“He’s now in command of the entire Western Theater at that point and he gets to this discussion of ‘What do we do in the West, what’s the strategy for the West, and how does the West fit into the bigger picture?’” By the time of the battles for Chattanooga in November 1863, he’s the first U.S. officer to maneuver multiple independent armies on a field of battle.”

President Abraham Lincoln also had a lot to prove when he decided to promote Grant to lieutenant general. 1864 was an election year, so Lincoln needed results from Grant on the battlefield in order for Lincoln to have a chance to defeat Democratic nominee George B. McClellan at the ballot box.

“At this point, Lincoln is feeling Grant out,” he’s said. “’I know this guy can win battles. I know this guy can win complex campaigns like Vicksburg, Chattanooga, and Donelson. Does he have the strategic brain that I need as a general in chief?’”

Kolakowski hopes that people understand the magnitude of Grant’s appointment and the events that it affected over the course of the Civil War.

“We forget what it was like to have Grant be just the third lieutenant general in the history of the U.S. Army. It is just trying to get people to understand that perspective,” he said. “We know that Grant is going to win the war within 13-14 months of his appointment, but they did not know that at the time.”

While history played out and Lincoln ended up getting re-elected, hindsight has reduced the magnitude of making this move.

“We know that Lincoln is going to get re-elected partly because of the successful strategy Grant pursues; they didn’t know that in 1864. This is a big, big deal.”


The Fifth Annual Emerging Civil War Symposium at Stevenson Ridge will be held Aug. 3-5, 2018. Tickets are still available for $155/each: order here.

Civil War Echoes: Manila Bay 1898

Today in 1898, 120 years ago, the Asiatic Squadron under Commodore George Dewey entered Manila Bay seeking to destroy the Spanish flotilla anchored inside near Cavite.
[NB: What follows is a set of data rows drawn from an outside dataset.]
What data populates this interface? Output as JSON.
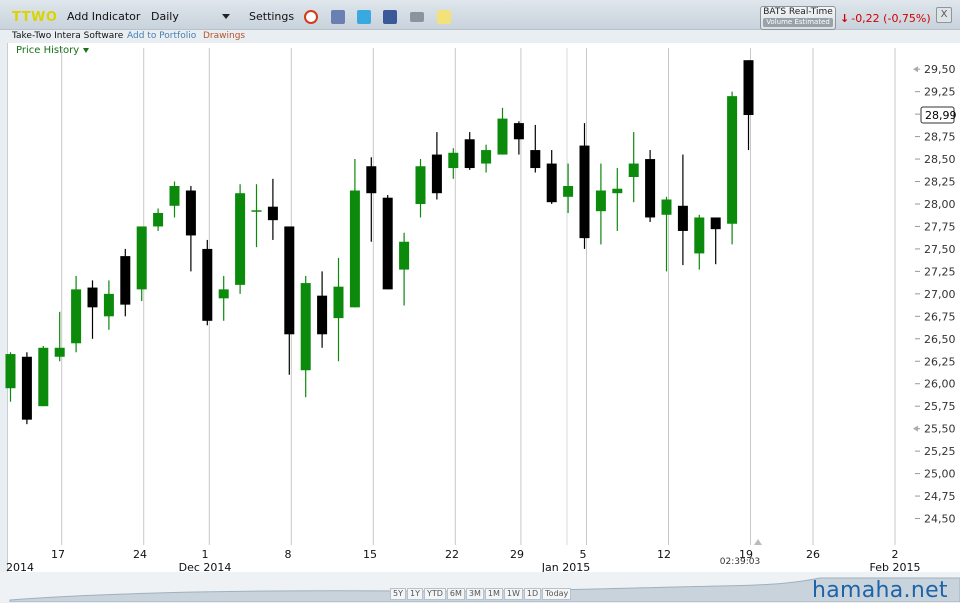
{
  "toolbar": {
    "ticker": "TTWO",
    "add_indicator": "Add Indicator",
    "interval": "Daily",
    "settings": "Settings",
    "icons": [
      "alarm-icon",
      "calendar-icon",
      "twitter-icon",
      "facebook-icon",
      "camera-icon",
      "note-icon"
    ],
    "bats_title": "BATS Real-Time",
    "bats_sub": "Volume Estimated",
    "change_text": "-0,22 (-0,75%)",
    "close": "X"
  },
  "subbar": {
    "company": "Take-Two Intera Software",
    "add_portfolio": "Add to Portfolio",
    "drawings": "Drawings"
  },
  "panel": {
    "title": "Price History"
  },
  "ranges": [
    "5Y",
    "1Y",
    "YTD",
    "6M",
    "3M",
    "1M",
    "1W",
    "1D",
    "Today"
  ],
  "watermark": "hamaha.net",
  "colors": {
    "up": "#0b8a0b",
    "down": "#000000",
    "change": "#d20000",
    "ticker": "#d9d400"
  },
  "chart_data": {
    "type": "candlestick",
    "ylim": [
      24.35,
      29.58
    ],
    "yticks": [
      "29,50",
      "29,25",
      "29,00",
      "28,75",
      "28,50",
      "28,25",
      "28,00",
      "27,75",
      "27,50",
      "27,25",
      "27,00",
      "26,75",
      "26,50",
      "26,25",
      "26,00",
      "25,75",
      "25,50",
      "25,25",
      "25,00",
      "24,75",
      "24,50"
    ],
    "last_price": "28,99",
    "time_label": "02:39:03",
    "xlabels_days": [
      "17",
      "24",
      "1",
      "8",
      "15",
      "22",
      "29",
      "5",
      "12",
      "19",
      "26",
      "2"
    ],
    "xlabels_months": [
      "2014",
      "Dec 2014",
      "Jan 2015",
      "Feb 2015"
    ],
    "candles": [
      {
        "o": 25.95,
        "h": 26.35,
        "l": 25.8,
        "c": 26.33
      },
      {
        "o": 26.3,
        "h": 26.35,
        "l": 25.55,
        "c": 25.6
      },
      {
        "o": 25.75,
        "h": 26.42,
        "l": 25.75,
        "c": 26.4
      },
      {
        "o": 26.3,
        "h": 26.8,
        "l": 26.25,
        "c": 26.4
      },
      {
        "o": 26.45,
        "h": 27.2,
        "l": 26.35,
        "c": 27.05
      },
      {
        "o": 27.07,
        "h": 27.15,
        "l": 26.5,
        "c": 26.85
      },
      {
        "o": 26.75,
        "h": 27.15,
        "l": 26.6,
        "c": 27.0
      },
      {
        "o": 27.42,
        "h": 27.5,
        "l": 26.75,
        "c": 26.88
      },
      {
        "o": 27.05,
        "h": 27.75,
        "l": 26.92,
        "c": 27.75
      },
      {
        "o": 27.75,
        "h": 27.95,
        "l": 27.7,
        "c": 27.9
      },
      {
        "o": 27.98,
        "h": 28.25,
        "l": 27.85,
        "c": 28.2
      },
      {
        "o": 28.15,
        "h": 28.2,
        "l": 27.25,
        "c": 27.65
      },
      {
        "o": 27.5,
        "h": 27.6,
        "l": 26.65,
        "c": 26.7
      },
      {
        "o": 26.95,
        "h": 27.2,
        "l": 26.7,
        "c": 27.05
      },
      {
        "o": 27.1,
        "h": 28.22,
        "l": 27.0,
        "c": 28.12
      },
      {
        "o": 27.92,
        "h": 28.22,
        "l": 27.52,
        "c": 27.93
      },
      {
        "o": 27.97,
        "h": 28.28,
        "l": 27.6,
        "c": 27.82
      },
      {
        "o": 27.75,
        "h": 27.75,
        "l": 26.1,
        "c": 26.55
      },
      {
        "o": 26.15,
        "h": 27.2,
        "l": 25.85,
        "c": 27.12
      },
      {
        "o": 26.98,
        "h": 27.25,
        "l": 26.4,
        "c": 26.55
      },
      {
        "o": 26.73,
        "h": 27.4,
        "l": 26.25,
        "c": 27.08
      },
      {
        "o": 26.85,
        "h": 28.5,
        "l": 26.85,
        "c": 28.15
      },
      {
        "o": 28.42,
        "h": 28.52,
        "l": 27.58,
        "c": 28.12
      },
      {
        "o": 28.07,
        "h": 28.1,
        "l": 27.05,
        "c": 27.05
      },
      {
        "o": 27.27,
        "h": 27.68,
        "l": 26.87,
        "c": 27.58
      },
      {
        "o": 28.0,
        "h": 28.5,
        "l": 27.85,
        "c": 28.42
      },
      {
        "o": 28.55,
        "h": 28.8,
        "l": 28.05,
        "c": 28.12
      },
      {
        "o": 28.4,
        "h": 28.62,
        "l": 28.28,
        "c": 28.57
      },
      {
        "o": 28.72,
        "h": 28.8,
        "l": 28.38,
        "c": 28.4
      },
      {
        "o": 28.45,
        "h": 28.66,
        "l": 28.35,
        "c": 28.6
      },
      {
        "o": 28.55,
        "h": 29.07,
        "l": 28.55,
        "c": 28.95
      },
      {
        "o": 28.9,
        "h": 28.92,
        "l": 28.55,
        "c": 28.72
      },
      {
        "o": 28.6,
        "h": 28.88,
        "l": 28.35,
        "c": 28.4
      },
      {
        "o": 28.45,
        "h": 28.6,
        "l": 28.0,
        "c": 28.02
      },
      {
        "o": 28.08,
        "h": 28.45,
        "l": 27.9,
        "c": 28.2
      },
      {
        "o": 28.65,
        "h": 28.9,
        "l": 27.5,
        "c": 27.62
      },
      {
        "o": 27.92,
        "h": 28.45,
        "l": 27.55,
        "c": 28.15
      },
      {
        "o": 28.12,
        "h": 28.4,
        "l": 27.7,
        "c": 28.17
      },
      {
        "o": 28.3,
        "h": 28.8,
        "l": 28.02,
        "c": 28.45
      },
      {
        "o": 28.5,
        "h": 28.6,
        "l": 27.8,
        "c": 27.85
      },
      {
        "o": 27.88,
        "h": 28.08,
        "l": 27.25,
        "c": 28.05
      },
      {
        "o": 27.98,
        "h": 28.55,
        "l": 27.32,
        "c": 27.7
      },
      {
        "o": 27.45,
        "h": 27.88,
        "l": 27.27,
        "c": 27.85
      },
      {
        "o": 27.85,
        "h": 27.85,
        "l": 27.33,
        "c": 27.72
      },
      {
        "o": 27.78,
        "h": 29.25,
        "l": 27.55,
        "c": 29.2
      },
      {
        "o": 29.6,
        "h": 29.6,
        "l": 28.6,
        "c": 28.99
      }
    ]
  }
}
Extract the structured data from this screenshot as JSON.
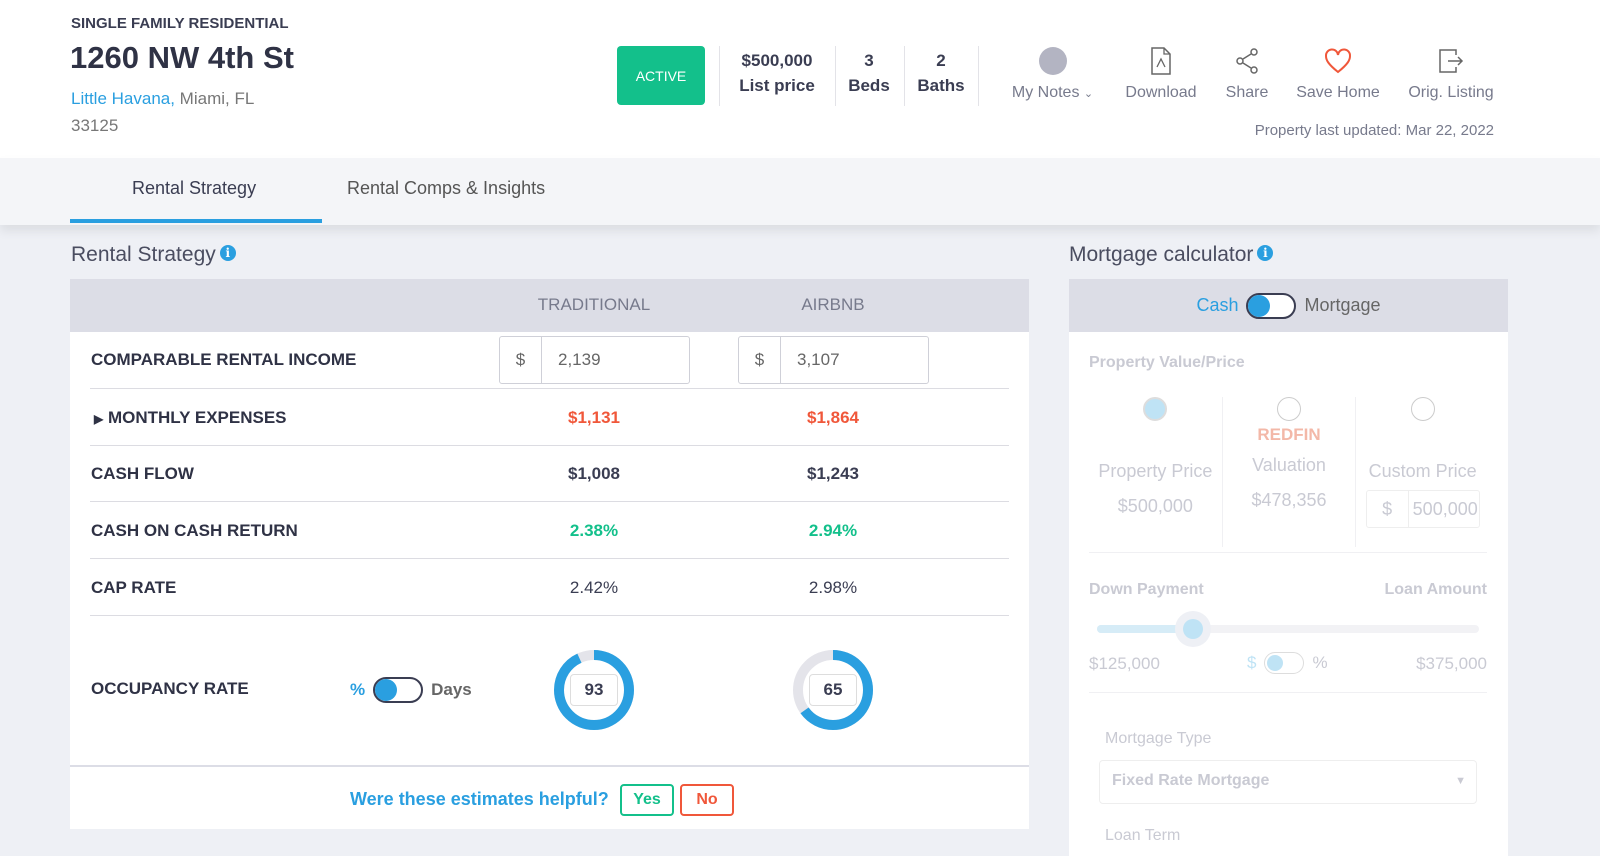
{
  "property": {
    "type": "SINGLE FAMILY RESIDENTIAL",
    "address": "1260 NW 4th St",
    "neighborhood": "Little Havana,",
    "city_state": " Miami, FL",
    "zip": "33125",
    "status": "ACTIVE",
    "price": "$500,000",
    "price_label": "List price",
    "beds": "3",
    "beds_label": "Beds",
    "baths": "2",
    "baths_label": "Baths",
    "last_updated": "Property last updated: Mar 22, 2022"
  },
  "actions": [
    {
      "label": "My Notes",
      "icon": "avatar"
    },
    {
      "label": "Download",
      "icon": "pdf-icon"
    },
    {
      "label": "Share",
      "icon": "share-icon"
    },
    {
      "label": "Save Home",
      "icon": "heart-icon"
    },
    {
      "label": "Orig. Listing",
      "icon": "external-icon"
    }
  ],
  "tabs": [
    {
      "label": "Rental Strategy",
      "active": true
    },
    {
      "label": "Rental Comps & Insights",
      "active": false
    }
  ],
  "rental": {
    "title": "Rental Strategy",
    "columns": [
      "TRADITIONAL",
      "AIRBNB"
    ],
    "income_label": "COMPARABLE RENTAL INCOME",
    "currency": "$",
    "income": [
      "2,139",
      "3,107"
    ],
    "expenses_label": "MONTHLY EXPENSES",
    "expenses": [
      "$1,131",
      "$1,864"
    ],
    "cashflow_label": "CASH FLOW",
    "cashflow": [
      "$1,008",
      "$1,243"
    ],
    "coc_label": "CASH ON CASH RETURN",
    "coc": [
      "2.38%",
      "2.94%"
    ],
    "cap_label": "CAP RATE",
    "cap": [
      "2.42%",
      "2.98%"
    ],
    "occupancy_label": "OCCUPANCY RATE",
    "occ_pct": "%",
    "occ_days": "Days",
    "occupancy": [
      "93",
      "65"
    ],
    "feedback": "Were these estimates helpful?",
    "yes": "Yes",
    "no": "No"
  },
  "mortgage": {
    "title": "Mortgage calculator",
    "cash": "Cash",
    "mortgage": "Mortgage",
    "pv_label": "Property Value/Price",
    "brand": "REDFIN",
    "options": [
      {
        "label": "Property Price",
        "value": "$500,000"
      },
      {
        "label": "Valuation",
        "value": "$478,356"
      },
      {
        "label": "Custom Price",
        "value": "500,000"
      }
    ],
    "down_label": "Down Payment",
    "loan_label": "Loan Amount",
    "down_value": "$125,000",
    "loan_value": "$375,000",
    "down_fraction": 0.25,
    "dollar": "$",
    "percent": "%",
    "type_label": "Mortgage Type",
    "type_value": "Fixed Rate Mortgage",
    "term_label": "Loan Term"
  },
  "colors": {
    "accent": "#2a9fe0",
    "active": "#13c08b",
    "negative": "#f0573a",
    "positive": "#13c08b"
  }
}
Dewey’s ships sailed past Corregidor, an island that would mean much more in U.S. military history later. Shortly after dawn, the Americans opened fire and by lunchtime had wrecked the Spanish ships. Spain’s power in the Far East was broken, and Dewey had scored the first American victory in the War With Spain. (An excellent overview of the battle can be found here.) USS_Olympia_art_NH_91881-KN

Dewey’s victory carries two significant Civil War Echoes. 

The first is Dewey himself. As a young officer, he was second-in-command of USS Mississippi during David G. Farragut’s expedition to New Orleans and up the Mississippi River in 1862. Farragut’s planning and leadership impressed Dewey, and ever after Dewey took Farragut as his role model – even at points of decision asking himself “What would Farragut do?”

Dewey later admitted that passing Corregidor evoked similar feelings as the lead-up to the night battle for Forts Jackson and St. Philip in 1862.

To open the battle, Dewey gave a famous order to Charles Gridley, the captain of his flagship USS Olympia: “You may fire when you are ready, Gridley.” Captain Gridley was a young officer about USS Oneida in 1864; distinguishing himself during the Battle of Mobile Bay. That ship had run a passage of Confederate forts and then helped subdue a Confederate squadron in the bay itself. His and Dewey’s experience running forts helped steel their nerves for the passage into Manila Bay past Corregidor and neighboring islands.

These two officers, who cut their teeth in Farragut’s greatest victories, combined to produce another of the great victories in the history of the U.S. Navy.

Image: a U.S. Navy print showing Dewey’s ships engaging the Spanish. USS Olympia is in foreground.